To learn more about CloudTrail, see the Amazon CloudTrail User Guide. To learn about other ways to monitor the use of your KMS keys, see Monitoring Amazon KMS keys.

Every event or log entry contains information about who generated the request. The identity information helps you determine the following:

  • If the request was made with root or IAM user credentials.

  • If the request was made with temporary security credentials for a role or federated user.

  • If the request was made by another Amazon service.

For more information, see the CloudTrail userIdentity Element.

Searching events in CloudTrail

To search CloudTrail log entries, use the CloudTrail console or the CloudTrail LookupEvents operation. CloudTrail supports numerous attribute values for filtering your search, including event name, user name, and event source.

To help you search for Amazon KMS log entries in CloudTrail, Amazon KMS populates the following CloudTrail log entry fields.

Note

Beginning in December 2022, Amazon KMS populates the Resource type and Resource name attributes in all management operations that change a particular KMS key. These attribute values might be null in older CloudTrail entries for the following operations: CreateAlias, CreateGrant, DeleteAlias, DeleteImportedKeyMaterial, ImportKeyMaterial, ReplicateKey, RetireGrant, RevokeGrant, UpdateAlias, and UpdatePrimaryRegion.

Attribute Value Log entries
Event source (EventSource) kms.amazonaws.com All operations.
Resource type (ResourceType) AWS::KMS::Key Management operations that change a particular KMS key, such as CreateKey and EnableKey, but not ListKeys.
Resource name (ResourceName) Key ARN (or key ID and key ARN) Management operations that change a particular KMS key, such as CreateKey and EnableKey, but not ListKeys.

To help you find log entries for management operations on particular KMS keys, Amazon KMS records the key ARN of the affected KMS key in the responseElements.keyId element of the log entry, even when the Amazon KMS API operation doesn't return the key ARN.

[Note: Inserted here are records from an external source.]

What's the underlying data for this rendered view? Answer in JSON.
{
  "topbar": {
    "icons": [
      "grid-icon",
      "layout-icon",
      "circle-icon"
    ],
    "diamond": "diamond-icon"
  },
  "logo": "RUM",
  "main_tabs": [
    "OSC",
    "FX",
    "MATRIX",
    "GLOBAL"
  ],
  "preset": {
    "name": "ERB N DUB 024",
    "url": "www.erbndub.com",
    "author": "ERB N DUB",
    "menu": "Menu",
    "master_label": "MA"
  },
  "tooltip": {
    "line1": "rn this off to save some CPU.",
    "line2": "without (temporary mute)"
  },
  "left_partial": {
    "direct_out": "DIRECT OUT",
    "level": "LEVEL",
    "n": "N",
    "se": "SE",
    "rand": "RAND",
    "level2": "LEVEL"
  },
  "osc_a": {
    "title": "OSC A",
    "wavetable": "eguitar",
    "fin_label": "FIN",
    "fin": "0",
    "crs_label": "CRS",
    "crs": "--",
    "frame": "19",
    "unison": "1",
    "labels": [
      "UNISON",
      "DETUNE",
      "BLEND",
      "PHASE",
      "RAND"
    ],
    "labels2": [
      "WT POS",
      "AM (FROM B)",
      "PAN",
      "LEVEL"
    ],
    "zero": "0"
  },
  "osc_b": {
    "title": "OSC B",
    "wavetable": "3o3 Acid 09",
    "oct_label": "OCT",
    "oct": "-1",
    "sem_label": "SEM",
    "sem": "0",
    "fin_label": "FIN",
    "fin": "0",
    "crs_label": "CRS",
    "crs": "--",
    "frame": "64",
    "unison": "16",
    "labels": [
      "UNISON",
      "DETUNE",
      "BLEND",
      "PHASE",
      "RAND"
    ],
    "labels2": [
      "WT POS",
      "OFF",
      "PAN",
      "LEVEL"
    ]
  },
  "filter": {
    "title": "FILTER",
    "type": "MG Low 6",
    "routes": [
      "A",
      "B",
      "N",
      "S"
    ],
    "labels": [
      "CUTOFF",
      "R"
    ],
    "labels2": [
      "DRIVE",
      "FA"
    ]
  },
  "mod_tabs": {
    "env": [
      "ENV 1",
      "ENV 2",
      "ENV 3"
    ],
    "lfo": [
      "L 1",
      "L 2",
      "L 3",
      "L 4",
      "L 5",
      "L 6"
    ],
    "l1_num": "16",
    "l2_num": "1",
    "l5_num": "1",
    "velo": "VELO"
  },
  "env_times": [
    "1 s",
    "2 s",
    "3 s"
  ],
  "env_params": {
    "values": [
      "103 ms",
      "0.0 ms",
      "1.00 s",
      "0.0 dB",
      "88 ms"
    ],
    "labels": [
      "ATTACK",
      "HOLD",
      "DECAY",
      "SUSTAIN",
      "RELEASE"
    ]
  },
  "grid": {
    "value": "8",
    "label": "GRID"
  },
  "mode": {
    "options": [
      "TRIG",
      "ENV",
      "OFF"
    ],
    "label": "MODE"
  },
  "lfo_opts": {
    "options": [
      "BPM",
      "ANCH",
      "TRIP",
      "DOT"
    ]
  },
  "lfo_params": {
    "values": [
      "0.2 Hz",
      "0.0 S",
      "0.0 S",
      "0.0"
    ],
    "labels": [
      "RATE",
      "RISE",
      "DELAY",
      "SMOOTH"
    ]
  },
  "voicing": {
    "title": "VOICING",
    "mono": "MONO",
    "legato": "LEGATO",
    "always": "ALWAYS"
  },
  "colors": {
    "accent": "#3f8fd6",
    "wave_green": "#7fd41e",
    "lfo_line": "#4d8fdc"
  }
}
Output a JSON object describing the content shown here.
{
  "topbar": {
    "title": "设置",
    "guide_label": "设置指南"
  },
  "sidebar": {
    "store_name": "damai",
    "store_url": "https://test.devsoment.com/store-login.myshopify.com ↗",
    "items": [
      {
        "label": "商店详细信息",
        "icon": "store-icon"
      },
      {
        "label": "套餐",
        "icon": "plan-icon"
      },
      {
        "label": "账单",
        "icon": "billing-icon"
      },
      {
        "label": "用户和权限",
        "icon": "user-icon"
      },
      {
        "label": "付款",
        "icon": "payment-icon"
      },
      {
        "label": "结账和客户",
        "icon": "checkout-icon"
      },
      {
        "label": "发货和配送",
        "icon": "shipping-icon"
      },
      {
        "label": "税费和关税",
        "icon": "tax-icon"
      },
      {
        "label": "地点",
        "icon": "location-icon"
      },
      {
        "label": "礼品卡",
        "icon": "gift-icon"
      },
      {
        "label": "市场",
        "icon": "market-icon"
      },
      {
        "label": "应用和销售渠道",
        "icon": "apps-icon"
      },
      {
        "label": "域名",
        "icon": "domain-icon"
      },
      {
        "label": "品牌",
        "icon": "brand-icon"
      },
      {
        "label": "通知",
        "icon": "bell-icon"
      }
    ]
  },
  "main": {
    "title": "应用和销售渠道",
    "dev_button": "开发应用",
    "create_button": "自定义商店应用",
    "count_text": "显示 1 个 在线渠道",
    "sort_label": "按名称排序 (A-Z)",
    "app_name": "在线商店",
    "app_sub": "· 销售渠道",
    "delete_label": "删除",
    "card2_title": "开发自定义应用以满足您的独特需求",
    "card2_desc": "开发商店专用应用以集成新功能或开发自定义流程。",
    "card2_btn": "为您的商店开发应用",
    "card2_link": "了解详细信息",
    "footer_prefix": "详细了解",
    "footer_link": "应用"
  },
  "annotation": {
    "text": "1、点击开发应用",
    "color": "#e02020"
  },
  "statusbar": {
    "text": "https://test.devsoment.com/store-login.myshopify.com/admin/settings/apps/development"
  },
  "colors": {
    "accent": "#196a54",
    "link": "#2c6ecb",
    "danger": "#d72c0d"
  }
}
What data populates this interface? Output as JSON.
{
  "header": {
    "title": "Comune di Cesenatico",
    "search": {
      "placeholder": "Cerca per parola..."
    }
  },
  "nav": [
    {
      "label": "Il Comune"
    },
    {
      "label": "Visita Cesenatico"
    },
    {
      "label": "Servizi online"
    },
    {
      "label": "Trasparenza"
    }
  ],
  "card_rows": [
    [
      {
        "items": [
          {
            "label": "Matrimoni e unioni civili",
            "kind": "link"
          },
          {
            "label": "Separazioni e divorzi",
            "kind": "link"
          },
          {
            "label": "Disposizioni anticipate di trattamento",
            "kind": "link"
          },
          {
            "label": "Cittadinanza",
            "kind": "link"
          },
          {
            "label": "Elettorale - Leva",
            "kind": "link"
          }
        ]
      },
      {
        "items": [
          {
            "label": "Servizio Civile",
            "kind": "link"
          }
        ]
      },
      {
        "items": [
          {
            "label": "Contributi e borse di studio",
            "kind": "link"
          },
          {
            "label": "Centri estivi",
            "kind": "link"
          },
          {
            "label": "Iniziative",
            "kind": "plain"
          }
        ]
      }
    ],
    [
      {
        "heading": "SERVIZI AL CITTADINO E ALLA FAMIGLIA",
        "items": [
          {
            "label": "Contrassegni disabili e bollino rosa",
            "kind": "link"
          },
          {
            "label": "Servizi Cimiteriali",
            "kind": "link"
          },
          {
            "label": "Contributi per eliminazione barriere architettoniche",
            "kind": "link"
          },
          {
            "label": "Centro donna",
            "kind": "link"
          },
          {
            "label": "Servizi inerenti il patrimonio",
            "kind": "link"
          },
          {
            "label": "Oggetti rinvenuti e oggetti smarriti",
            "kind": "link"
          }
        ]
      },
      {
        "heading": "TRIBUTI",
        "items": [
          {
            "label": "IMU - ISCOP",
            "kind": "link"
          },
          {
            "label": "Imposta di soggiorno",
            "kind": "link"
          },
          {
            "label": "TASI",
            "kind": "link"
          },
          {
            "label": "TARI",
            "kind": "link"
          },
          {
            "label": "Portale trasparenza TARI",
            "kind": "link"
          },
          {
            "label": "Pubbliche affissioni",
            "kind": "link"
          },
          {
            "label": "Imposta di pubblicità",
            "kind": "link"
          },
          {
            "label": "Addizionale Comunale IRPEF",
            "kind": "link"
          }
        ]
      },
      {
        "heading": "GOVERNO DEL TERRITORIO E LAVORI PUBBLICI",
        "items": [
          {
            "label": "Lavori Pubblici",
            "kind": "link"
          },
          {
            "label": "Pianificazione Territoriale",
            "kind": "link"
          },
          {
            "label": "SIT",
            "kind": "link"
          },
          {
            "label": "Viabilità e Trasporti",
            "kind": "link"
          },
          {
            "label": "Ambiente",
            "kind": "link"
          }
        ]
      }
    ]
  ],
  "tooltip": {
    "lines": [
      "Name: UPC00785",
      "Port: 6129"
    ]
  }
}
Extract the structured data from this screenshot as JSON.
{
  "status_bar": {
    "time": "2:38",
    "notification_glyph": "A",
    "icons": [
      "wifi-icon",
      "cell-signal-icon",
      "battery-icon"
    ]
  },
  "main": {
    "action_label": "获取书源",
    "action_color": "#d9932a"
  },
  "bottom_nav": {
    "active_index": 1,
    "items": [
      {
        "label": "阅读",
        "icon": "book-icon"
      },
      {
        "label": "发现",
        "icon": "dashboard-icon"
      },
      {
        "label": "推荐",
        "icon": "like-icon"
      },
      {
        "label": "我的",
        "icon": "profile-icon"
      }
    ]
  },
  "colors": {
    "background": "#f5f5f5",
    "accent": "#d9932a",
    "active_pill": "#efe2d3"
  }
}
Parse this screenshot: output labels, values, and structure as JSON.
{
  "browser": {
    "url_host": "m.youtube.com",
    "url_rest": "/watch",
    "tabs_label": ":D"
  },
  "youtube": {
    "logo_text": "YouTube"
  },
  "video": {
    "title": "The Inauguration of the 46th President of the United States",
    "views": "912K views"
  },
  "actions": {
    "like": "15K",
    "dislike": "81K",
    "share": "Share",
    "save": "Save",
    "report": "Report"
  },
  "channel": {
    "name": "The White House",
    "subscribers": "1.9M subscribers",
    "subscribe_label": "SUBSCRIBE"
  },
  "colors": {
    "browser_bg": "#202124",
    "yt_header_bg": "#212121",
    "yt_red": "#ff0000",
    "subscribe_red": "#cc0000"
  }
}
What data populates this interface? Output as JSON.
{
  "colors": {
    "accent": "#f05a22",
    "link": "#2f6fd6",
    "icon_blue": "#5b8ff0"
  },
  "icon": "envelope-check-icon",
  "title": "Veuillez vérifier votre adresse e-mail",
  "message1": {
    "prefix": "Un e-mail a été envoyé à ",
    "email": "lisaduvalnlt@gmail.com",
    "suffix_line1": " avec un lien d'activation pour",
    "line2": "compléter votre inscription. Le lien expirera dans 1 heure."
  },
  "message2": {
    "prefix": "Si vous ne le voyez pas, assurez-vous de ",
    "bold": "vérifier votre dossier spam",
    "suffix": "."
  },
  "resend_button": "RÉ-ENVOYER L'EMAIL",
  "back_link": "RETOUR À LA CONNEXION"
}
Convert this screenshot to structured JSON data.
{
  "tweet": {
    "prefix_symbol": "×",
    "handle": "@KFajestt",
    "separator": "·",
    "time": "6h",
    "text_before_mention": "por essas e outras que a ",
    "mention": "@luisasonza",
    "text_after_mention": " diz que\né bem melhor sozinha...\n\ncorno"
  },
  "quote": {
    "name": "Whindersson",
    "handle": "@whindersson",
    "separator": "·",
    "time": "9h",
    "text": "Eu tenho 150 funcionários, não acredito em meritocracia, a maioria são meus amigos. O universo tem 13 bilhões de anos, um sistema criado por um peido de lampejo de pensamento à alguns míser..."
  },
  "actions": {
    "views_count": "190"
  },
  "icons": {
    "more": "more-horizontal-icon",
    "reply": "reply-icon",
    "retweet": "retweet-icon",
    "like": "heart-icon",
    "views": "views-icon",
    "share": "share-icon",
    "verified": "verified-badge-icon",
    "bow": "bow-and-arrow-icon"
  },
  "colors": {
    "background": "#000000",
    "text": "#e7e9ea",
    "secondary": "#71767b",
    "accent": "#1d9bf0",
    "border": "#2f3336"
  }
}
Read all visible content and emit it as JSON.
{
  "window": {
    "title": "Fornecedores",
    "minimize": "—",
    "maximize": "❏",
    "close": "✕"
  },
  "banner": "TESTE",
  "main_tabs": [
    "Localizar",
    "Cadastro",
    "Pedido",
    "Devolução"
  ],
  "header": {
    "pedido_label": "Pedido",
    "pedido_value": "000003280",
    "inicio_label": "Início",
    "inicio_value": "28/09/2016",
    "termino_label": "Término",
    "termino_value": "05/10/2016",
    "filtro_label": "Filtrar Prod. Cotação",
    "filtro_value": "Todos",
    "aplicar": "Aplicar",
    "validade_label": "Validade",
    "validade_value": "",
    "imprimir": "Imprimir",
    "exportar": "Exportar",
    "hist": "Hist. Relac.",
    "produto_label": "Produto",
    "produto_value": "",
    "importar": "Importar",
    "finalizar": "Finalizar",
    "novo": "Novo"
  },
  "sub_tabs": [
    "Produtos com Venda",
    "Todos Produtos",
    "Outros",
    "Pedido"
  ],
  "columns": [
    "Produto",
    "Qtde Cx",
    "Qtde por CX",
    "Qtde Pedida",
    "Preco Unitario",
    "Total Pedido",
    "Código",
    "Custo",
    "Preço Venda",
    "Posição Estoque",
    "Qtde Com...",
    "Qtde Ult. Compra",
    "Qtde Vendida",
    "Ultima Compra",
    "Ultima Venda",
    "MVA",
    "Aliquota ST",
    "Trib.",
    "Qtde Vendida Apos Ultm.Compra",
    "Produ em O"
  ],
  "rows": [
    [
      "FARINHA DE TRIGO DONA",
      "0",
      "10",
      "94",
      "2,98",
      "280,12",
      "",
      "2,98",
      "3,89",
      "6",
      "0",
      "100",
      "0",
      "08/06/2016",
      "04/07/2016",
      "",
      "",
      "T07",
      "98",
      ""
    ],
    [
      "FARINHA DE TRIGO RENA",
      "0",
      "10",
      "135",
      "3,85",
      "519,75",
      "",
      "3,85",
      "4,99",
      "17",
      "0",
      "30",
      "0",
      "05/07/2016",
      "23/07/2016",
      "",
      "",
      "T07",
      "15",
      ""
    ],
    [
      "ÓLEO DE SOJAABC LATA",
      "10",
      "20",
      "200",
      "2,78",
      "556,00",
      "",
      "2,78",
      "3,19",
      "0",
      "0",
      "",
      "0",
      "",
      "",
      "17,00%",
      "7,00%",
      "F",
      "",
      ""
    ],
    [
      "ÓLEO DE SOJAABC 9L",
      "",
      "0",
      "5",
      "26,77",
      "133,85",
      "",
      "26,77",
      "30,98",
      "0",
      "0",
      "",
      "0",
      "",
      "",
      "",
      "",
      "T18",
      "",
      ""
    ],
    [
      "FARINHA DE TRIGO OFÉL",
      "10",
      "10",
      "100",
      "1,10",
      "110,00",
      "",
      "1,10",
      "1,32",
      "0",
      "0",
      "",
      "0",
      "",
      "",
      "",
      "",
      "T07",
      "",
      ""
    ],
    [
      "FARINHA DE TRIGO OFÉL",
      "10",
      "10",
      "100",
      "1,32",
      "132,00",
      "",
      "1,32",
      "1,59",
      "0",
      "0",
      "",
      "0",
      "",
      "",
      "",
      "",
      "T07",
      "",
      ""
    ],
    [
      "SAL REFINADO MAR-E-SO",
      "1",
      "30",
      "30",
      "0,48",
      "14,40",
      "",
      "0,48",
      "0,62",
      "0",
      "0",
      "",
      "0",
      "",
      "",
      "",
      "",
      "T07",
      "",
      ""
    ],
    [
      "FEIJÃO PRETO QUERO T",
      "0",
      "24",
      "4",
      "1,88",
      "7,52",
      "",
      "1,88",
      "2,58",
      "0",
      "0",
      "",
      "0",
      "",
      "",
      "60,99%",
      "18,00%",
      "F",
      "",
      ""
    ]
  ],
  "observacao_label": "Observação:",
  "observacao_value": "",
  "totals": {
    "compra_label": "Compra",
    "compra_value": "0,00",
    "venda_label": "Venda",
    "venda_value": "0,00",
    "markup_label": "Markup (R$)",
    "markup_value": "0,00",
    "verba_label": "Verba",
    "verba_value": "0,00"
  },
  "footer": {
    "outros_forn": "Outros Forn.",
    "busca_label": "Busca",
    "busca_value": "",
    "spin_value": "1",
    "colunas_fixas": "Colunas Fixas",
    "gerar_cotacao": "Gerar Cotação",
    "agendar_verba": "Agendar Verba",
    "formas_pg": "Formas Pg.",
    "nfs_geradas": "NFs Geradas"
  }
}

For example, a successful call to the DisableKey operation doesn't return any values in the response, but instead of a null value, the responseElements.keyId value in the DisableKey log entry includes the key ARN of the disabled KMS key.

This feature was added in December 2022 and affects the following CloudTrail log entries: CreateAlias, CreateGrant, DeleteAlias, DeleteKey, DisableKey, EnableKey, EnableKeyRotation, ImportKeyMaterial, RotateKey, SynchronizeMultiRegionKey, TagResource, UntagResource, UpdateAlias, and UpdatePrimaryRegion.

Excluding Amazon KMS events from a trail

To provide a record of the use and management of their Amazon KMS resources, most Amazon KMS users rely on the events in a CloudTrail trail. The trail can be an valuable source of data for auditing critical events, such as creating, disabling, and deleting Amazon KMS keys, changing key policy, and the use of your KMS keys by Amazon services on your behalf. In some cases, the metadata in a CloudTrail log entry, such as the encryption context in an encryption operation, can help you to avoid or resolve errors.

However, because Amazon KMS can generate a large number of events, Amazon CloudTrail lets you exclude Amazon KMS events from a trail. This per-trail setting excludes all Amazon KMS events; you cannot exclude particular Amazon KMS events.

Warning

Excluding Amazon KMS events from a CloudTrail Log can obscure actions that use your KMS keys. Be cautious when giving principals the cloudtrail:PutEventSelectors permission that is required to perform this operation.

To exclude Amazon KMS events from a trail:

You can disable this exclusion at any time by changing the console setting or the event selectors for a trail. The trail will then start recording Amazon KMS events. However, it cannot recover Amazon KMS events that occurred while the exclusion was effective.

When you exclude Amazon KMS events by using the console or API, the resulting CloudTrail PutEventSelectors API operation is also logged in your CloudTrail Logs. If Amazon KMS events don't appear in your CloudTrail Logs, look for a PutEventSelectors event with the ExcludeManagementEventSources attribute set to kms.amazonaws.com.